ALBERT TOWN, Trelawny — The Opposition Jamaica Labour Party (JLP) has accused the Government of covertly reintroducing cost-sharing in public schools.
The JLP, when it formed Government in 2007, introduced free tuition in secondary schools, bringing cost-sharing to a closure. The free tuition had formed a major plank of the JLP's election campaign and many believed it played a major role in helping the then Bruce Golding-led party to successfully wrestle power from the People's National Party (PNP), which had an 18-and-a-half-year run at the helm of the country.
Speaking Sunday evening at a JLP South Trelawny Workers Meeting at the Albert Town High School, current JLP Opposition Leader Andrew Holness described the move as "degenerating" and pledged to tackle the issue when Parliament resumes.
"How this Government is moving in a secretive way to reintroduce cost-sharing through the back door, we can't agree with that. And, I am just waiting until Parliament is opened to deal with it because if truth be told, it is a retrograde step," Holness stated.
Holness argued that under the cost-sharing system, some students will not be able to afford to "take up the place in the school" to which they were placed after sitting the Grade Six Achievement Test "because they have to be considering the financial issues".
"That is not what we wanted for Jamaica. What we wanted was for every child, from age three to 18, to have access to education without worrying about the cost," he said.
Meanwhile, speaking ahead of the party leader,
Marissa Dalrymple-Philibert, Opposition spokesperson on education, ridiculed Education Minister Ronald Thwaites' suggestion for schools to provide a payment plan for parents in an effort to mitigate economic challenges they face in paying auxiliary fees.
She said students will be kicked out of school when the fees are not paid.

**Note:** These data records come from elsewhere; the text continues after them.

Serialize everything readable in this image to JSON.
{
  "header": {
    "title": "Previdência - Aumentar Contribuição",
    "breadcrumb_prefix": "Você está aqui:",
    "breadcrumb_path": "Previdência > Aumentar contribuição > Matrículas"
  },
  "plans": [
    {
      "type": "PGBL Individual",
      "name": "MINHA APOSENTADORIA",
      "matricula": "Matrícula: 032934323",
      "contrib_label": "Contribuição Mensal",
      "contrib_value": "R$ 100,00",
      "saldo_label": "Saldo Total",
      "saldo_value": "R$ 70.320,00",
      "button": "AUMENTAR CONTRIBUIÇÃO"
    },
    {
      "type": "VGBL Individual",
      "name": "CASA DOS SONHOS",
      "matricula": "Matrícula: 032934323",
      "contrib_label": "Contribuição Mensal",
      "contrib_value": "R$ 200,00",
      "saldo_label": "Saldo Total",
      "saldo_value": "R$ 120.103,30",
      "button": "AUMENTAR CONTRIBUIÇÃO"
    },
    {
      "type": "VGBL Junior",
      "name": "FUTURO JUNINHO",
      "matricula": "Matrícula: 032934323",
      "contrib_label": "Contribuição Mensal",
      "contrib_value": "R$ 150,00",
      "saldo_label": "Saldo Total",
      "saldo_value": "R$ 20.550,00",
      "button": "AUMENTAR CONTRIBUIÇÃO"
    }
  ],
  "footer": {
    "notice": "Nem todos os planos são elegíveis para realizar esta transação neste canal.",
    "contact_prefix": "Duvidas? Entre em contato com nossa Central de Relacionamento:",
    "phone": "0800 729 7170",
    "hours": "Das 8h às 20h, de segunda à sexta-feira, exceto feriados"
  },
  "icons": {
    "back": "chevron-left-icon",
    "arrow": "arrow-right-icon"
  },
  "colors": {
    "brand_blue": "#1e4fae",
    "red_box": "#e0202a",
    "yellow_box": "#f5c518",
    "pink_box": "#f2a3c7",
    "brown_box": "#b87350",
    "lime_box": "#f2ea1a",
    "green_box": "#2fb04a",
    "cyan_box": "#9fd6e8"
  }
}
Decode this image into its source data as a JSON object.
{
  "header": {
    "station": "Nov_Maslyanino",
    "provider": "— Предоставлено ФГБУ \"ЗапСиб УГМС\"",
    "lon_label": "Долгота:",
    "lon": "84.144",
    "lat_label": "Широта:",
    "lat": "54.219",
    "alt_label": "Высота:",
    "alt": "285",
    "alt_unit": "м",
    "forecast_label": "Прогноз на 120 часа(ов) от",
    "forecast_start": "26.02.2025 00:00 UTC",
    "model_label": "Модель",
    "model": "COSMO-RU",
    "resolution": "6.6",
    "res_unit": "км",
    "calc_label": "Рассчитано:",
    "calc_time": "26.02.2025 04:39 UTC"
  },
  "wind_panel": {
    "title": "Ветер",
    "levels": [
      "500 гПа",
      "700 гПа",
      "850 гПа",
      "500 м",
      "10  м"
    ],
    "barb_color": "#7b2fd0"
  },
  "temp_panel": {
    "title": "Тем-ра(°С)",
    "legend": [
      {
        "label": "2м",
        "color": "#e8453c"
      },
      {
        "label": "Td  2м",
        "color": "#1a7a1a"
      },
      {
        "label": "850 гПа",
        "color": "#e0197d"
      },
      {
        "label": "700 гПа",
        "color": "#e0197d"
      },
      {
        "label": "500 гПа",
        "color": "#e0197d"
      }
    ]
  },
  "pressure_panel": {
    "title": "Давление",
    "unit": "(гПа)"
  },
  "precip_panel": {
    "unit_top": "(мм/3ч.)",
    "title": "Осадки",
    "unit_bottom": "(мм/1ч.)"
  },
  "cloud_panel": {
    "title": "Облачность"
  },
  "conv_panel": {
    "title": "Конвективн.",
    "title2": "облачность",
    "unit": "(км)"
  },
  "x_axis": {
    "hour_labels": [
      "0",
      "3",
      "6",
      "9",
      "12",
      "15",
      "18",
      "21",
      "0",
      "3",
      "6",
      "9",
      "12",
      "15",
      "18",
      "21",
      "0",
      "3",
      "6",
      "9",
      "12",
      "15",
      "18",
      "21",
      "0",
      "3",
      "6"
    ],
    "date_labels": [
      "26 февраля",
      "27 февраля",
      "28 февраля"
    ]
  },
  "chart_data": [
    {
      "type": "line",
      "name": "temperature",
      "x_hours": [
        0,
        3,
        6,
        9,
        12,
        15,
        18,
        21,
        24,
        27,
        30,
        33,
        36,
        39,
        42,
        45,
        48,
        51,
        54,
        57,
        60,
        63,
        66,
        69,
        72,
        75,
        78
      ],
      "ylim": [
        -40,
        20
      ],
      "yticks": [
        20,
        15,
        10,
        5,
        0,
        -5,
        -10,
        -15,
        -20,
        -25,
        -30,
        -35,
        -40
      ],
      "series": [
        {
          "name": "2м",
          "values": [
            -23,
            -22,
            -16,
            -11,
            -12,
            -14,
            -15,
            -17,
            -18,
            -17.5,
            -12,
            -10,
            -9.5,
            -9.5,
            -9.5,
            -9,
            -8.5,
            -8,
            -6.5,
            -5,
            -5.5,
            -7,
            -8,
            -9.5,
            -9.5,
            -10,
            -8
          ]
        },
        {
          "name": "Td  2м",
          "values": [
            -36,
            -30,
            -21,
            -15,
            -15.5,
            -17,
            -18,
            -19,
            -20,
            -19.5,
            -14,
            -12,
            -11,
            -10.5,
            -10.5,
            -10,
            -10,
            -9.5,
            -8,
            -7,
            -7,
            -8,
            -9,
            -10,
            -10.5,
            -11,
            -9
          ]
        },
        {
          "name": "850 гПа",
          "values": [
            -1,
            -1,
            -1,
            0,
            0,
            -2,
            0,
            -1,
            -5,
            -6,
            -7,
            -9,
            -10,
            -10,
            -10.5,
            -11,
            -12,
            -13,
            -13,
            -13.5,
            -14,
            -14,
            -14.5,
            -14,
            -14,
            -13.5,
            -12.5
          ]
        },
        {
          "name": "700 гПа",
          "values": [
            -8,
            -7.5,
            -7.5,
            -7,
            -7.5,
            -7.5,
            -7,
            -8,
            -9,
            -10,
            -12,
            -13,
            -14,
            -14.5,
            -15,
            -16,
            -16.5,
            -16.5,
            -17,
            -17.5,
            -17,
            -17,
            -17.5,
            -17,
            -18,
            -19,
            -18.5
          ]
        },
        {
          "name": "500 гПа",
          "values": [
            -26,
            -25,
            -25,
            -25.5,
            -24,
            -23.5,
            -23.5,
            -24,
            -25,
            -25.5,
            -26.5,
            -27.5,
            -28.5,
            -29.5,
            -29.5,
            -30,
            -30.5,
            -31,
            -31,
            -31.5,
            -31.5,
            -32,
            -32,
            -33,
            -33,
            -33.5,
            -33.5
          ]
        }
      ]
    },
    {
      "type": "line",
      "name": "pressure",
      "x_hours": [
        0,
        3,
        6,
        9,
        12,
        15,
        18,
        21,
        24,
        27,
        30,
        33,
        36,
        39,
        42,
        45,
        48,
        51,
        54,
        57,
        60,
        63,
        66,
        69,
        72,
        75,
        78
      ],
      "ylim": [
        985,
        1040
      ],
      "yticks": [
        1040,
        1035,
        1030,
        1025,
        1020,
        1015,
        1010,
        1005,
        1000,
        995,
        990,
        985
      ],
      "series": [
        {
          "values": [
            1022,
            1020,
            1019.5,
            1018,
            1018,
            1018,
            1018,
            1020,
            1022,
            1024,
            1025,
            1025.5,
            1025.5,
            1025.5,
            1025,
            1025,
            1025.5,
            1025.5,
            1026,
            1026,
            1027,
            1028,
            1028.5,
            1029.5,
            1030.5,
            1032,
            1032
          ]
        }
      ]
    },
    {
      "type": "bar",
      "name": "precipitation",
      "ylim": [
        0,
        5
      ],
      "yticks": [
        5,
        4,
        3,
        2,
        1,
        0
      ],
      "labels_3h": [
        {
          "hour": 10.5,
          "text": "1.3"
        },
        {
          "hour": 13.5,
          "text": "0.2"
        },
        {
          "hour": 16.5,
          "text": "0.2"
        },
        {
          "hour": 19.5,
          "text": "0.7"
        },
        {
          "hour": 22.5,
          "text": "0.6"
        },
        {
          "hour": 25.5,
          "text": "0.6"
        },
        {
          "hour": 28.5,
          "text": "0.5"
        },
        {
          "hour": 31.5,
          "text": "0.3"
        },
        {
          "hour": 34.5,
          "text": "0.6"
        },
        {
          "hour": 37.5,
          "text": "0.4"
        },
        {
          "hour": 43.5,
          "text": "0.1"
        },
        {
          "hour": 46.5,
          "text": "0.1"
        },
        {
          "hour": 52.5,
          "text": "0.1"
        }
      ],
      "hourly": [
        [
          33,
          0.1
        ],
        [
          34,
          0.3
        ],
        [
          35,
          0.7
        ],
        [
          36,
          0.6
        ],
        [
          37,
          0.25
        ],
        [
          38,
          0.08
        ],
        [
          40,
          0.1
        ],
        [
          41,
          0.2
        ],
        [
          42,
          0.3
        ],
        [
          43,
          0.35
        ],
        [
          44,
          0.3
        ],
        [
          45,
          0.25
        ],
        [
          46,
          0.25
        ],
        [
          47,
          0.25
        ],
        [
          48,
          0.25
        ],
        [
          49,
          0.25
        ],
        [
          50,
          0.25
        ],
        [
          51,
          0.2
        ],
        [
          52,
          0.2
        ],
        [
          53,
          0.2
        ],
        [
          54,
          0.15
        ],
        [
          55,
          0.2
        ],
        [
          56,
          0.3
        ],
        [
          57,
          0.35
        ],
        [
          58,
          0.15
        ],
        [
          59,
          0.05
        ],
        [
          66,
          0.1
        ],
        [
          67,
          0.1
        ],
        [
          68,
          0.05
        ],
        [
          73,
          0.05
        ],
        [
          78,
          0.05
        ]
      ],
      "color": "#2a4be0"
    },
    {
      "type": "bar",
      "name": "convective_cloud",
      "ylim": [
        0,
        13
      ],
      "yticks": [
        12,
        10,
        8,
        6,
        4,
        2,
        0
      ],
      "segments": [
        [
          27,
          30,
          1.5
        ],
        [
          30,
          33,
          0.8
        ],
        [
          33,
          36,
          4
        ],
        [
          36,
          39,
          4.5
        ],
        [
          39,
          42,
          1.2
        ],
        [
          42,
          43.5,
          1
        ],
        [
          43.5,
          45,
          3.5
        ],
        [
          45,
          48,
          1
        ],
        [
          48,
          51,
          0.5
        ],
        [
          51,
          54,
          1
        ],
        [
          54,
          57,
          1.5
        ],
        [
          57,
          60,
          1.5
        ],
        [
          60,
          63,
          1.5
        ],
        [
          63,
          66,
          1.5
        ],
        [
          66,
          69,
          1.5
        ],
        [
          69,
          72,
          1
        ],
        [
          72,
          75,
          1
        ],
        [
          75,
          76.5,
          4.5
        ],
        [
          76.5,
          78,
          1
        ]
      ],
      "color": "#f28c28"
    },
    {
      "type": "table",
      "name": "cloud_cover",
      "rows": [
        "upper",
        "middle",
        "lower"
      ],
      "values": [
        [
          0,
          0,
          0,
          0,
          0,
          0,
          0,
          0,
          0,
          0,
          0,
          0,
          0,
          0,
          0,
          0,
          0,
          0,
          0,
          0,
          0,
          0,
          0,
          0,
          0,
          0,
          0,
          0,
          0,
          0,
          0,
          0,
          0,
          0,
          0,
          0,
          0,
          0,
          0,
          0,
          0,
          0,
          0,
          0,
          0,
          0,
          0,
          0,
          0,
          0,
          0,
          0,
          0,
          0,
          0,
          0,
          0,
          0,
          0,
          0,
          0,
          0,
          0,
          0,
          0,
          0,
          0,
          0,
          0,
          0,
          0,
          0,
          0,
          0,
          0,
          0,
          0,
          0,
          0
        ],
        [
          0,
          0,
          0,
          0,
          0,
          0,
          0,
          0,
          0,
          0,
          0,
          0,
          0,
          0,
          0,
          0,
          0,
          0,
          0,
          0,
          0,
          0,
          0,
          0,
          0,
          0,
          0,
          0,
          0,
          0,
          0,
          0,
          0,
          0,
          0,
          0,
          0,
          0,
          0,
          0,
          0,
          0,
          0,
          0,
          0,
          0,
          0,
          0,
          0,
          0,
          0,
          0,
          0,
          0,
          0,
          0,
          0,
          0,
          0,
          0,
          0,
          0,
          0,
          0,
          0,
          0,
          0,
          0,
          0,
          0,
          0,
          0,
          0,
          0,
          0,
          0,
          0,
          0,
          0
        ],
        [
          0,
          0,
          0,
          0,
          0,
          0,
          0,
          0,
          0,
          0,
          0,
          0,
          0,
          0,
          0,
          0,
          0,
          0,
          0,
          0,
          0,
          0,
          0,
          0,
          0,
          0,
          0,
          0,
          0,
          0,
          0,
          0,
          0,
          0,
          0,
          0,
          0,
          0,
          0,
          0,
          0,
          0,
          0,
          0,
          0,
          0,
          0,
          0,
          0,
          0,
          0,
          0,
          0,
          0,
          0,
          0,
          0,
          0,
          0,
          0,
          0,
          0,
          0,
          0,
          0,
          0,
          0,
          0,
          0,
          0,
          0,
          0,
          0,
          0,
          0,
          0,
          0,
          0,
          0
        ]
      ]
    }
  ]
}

"We can't continue to pay lip service and say do a payment plan because, at the end of the day, just like when you can't pay the mortgage the bank comes for the house. That is what is going to happen if we make plans that we cannot in fact afford to keep," said Dalrymple Philibert, who is the member of Parliament for South Trelawny.
"The minister says auxiliary fees are compulsory. It means that you have to pay. If not ,the schools can say to you (parents) that the child can't come into school," she added.
She also blasted the PNP administration for "not increasing the amount of money that goes to schools" since they formed the Government in 2011 and expressed empathy with school administrators who are faced with increasing expenses.
"The people running the schools, like the parents, are in a quandary. They have light bills, they have bills to pay, their costs are going up and the Government has not given more funds to operate the schools so that we can have the quality education that we go to Parliament and on the radio and talk about everyday," bemoaned the South Trelawny MP.